Can I have a quick word with you about forgiveness? Not for me, you understand — I’ve nothing to apologise for — but the forgiveness we show to films we love, forgiveness for cinematic transgressions that would kill our enjoyment for lesser works. Let’s take as an example Wayne Blair’s The Sapphires. The storytelling is occasionally clunky — important plot points are delivered by telephone or messenger like a helpful deus ex machina — and some of the supporting cast don’t appear to know what movie they are in. Its ambitions push hard at the seams of the budget constraints and occasionally burst them revealing the thin lining inside. But the film has such a big heart and so much love for its characters that those flaws are easy to overlook and getting swept along on seems like the easiest and best option.

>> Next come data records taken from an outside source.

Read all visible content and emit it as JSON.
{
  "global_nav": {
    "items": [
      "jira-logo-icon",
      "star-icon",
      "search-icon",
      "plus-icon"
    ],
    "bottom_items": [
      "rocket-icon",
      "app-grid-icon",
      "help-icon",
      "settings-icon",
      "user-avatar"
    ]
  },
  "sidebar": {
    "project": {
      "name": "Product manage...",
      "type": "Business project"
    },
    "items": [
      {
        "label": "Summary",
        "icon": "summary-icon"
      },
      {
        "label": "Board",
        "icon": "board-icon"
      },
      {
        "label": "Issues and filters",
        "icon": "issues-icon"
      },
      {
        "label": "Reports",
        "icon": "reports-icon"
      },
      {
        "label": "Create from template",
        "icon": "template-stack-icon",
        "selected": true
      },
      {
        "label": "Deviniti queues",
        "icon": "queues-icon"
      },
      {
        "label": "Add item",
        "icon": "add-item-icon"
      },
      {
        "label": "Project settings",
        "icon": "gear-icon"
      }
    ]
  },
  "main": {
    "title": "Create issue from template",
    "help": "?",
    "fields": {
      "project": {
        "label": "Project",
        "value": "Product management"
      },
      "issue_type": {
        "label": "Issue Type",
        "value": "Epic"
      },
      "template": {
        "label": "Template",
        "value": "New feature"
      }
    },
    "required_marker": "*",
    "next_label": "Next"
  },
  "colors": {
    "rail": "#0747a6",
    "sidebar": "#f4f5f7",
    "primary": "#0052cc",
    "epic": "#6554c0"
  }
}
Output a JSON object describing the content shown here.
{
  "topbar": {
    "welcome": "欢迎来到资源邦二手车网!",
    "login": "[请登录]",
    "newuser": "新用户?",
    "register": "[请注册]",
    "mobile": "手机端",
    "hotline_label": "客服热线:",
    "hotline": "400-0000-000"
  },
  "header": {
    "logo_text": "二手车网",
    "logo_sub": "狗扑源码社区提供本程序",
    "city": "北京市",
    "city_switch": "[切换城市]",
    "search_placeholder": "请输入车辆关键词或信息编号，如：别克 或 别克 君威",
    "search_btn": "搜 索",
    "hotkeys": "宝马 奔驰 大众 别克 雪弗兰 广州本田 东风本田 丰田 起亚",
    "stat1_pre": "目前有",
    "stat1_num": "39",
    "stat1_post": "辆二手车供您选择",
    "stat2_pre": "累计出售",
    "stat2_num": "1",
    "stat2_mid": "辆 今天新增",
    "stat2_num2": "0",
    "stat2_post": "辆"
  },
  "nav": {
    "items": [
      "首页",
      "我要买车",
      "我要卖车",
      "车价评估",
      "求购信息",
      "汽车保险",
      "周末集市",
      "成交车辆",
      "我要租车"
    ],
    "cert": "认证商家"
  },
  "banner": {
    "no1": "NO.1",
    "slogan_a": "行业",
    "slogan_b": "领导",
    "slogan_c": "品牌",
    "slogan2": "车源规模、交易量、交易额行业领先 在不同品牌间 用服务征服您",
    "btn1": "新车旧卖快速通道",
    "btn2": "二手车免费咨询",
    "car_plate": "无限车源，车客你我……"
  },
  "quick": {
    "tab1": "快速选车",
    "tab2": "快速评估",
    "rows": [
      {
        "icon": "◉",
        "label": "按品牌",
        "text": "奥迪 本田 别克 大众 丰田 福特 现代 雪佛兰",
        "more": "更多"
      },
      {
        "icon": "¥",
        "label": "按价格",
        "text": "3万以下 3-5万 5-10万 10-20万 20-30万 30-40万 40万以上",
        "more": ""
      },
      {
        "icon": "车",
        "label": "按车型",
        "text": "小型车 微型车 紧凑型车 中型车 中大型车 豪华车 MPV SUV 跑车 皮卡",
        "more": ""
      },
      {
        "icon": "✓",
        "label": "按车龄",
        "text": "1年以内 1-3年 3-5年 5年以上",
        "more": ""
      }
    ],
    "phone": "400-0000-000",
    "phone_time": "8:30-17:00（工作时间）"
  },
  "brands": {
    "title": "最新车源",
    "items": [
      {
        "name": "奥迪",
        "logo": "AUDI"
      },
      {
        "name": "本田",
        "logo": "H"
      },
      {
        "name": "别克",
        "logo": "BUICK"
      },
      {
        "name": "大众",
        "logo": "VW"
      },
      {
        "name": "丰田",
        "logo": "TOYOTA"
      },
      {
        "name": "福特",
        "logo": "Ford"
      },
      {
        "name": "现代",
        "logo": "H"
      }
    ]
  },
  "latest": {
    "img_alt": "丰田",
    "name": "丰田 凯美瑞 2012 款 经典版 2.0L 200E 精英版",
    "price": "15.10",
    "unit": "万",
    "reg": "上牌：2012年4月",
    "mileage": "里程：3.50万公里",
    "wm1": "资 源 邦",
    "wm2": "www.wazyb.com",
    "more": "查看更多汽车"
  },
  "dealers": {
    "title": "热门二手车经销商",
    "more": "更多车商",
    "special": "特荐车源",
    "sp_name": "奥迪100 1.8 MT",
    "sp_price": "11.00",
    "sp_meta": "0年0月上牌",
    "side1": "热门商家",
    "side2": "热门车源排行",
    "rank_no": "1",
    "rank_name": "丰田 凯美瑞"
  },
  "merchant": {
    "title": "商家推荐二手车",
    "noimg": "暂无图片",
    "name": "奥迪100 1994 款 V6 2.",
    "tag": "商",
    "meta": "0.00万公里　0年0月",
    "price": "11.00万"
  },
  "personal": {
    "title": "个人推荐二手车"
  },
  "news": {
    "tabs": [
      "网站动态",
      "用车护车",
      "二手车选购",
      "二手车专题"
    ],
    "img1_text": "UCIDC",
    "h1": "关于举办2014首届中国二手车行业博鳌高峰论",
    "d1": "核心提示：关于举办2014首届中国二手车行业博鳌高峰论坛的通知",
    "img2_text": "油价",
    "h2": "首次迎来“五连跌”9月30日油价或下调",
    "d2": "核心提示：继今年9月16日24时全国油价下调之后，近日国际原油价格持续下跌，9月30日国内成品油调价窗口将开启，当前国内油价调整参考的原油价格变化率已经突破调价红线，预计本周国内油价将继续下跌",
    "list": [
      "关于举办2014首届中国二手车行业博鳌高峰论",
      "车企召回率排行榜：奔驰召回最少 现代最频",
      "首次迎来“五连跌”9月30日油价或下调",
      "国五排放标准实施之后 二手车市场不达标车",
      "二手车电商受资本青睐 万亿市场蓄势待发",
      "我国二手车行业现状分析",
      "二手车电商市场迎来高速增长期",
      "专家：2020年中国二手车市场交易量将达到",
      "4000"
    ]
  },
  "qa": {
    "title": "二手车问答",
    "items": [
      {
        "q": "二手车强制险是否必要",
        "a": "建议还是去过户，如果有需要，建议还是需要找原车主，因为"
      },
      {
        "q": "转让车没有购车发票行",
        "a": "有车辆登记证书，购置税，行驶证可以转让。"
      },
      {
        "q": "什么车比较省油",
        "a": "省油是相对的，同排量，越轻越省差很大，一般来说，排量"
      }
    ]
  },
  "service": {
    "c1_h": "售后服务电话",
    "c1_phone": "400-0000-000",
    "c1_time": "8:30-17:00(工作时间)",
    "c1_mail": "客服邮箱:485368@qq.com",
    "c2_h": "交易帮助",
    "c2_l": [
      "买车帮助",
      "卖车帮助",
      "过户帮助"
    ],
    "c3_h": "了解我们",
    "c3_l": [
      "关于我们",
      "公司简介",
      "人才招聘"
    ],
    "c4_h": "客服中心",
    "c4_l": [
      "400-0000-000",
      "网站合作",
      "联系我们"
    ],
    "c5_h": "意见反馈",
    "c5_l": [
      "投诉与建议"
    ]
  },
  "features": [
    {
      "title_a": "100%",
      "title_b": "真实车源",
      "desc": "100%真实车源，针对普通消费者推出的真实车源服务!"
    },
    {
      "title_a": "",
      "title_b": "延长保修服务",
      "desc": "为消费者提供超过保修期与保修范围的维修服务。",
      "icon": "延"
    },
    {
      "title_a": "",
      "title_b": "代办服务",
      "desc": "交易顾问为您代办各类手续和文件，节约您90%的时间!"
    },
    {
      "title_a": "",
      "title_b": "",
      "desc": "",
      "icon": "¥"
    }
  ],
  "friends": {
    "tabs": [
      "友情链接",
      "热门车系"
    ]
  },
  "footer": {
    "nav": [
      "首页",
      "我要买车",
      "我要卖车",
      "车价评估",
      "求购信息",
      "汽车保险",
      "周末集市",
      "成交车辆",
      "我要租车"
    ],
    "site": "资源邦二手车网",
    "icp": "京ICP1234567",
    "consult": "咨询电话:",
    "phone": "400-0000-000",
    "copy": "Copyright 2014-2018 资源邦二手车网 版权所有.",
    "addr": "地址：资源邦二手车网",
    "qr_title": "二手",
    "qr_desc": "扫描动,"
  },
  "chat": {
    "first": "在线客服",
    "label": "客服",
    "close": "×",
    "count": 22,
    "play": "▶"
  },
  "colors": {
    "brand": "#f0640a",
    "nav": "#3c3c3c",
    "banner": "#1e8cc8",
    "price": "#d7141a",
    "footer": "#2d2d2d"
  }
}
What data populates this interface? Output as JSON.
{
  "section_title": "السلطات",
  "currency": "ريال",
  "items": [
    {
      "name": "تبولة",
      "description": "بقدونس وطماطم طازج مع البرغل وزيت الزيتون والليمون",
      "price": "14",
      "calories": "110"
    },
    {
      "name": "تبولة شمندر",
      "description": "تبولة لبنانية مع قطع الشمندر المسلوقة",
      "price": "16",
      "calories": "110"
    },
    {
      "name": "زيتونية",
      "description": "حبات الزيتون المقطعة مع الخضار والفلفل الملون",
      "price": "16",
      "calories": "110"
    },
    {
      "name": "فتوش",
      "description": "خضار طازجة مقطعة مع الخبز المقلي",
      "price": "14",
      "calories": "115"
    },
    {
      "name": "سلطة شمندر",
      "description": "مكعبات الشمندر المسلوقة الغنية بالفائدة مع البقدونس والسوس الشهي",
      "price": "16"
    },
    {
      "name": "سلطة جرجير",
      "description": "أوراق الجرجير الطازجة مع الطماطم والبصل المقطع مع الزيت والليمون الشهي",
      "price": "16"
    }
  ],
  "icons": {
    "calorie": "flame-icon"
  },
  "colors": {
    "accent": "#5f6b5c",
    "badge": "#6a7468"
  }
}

It’s 1968 and war is raging in Southeast Asia while the American civil rights battle is tearing America apart. Meanwhile in sleepy Cummeragunga NSW, the aboriginal McRae sisters sing country and western standards to unappreciative white pub audiences and dream of fame and fortune in the big city. Discovered by failed cruise ship entertainments officer Dave Lovelace (Chris O’Dowd), they set their sights on entertaining the troops in Vietnam but to do that they have to embrace some soul roots and get over some long-suppressed family issues.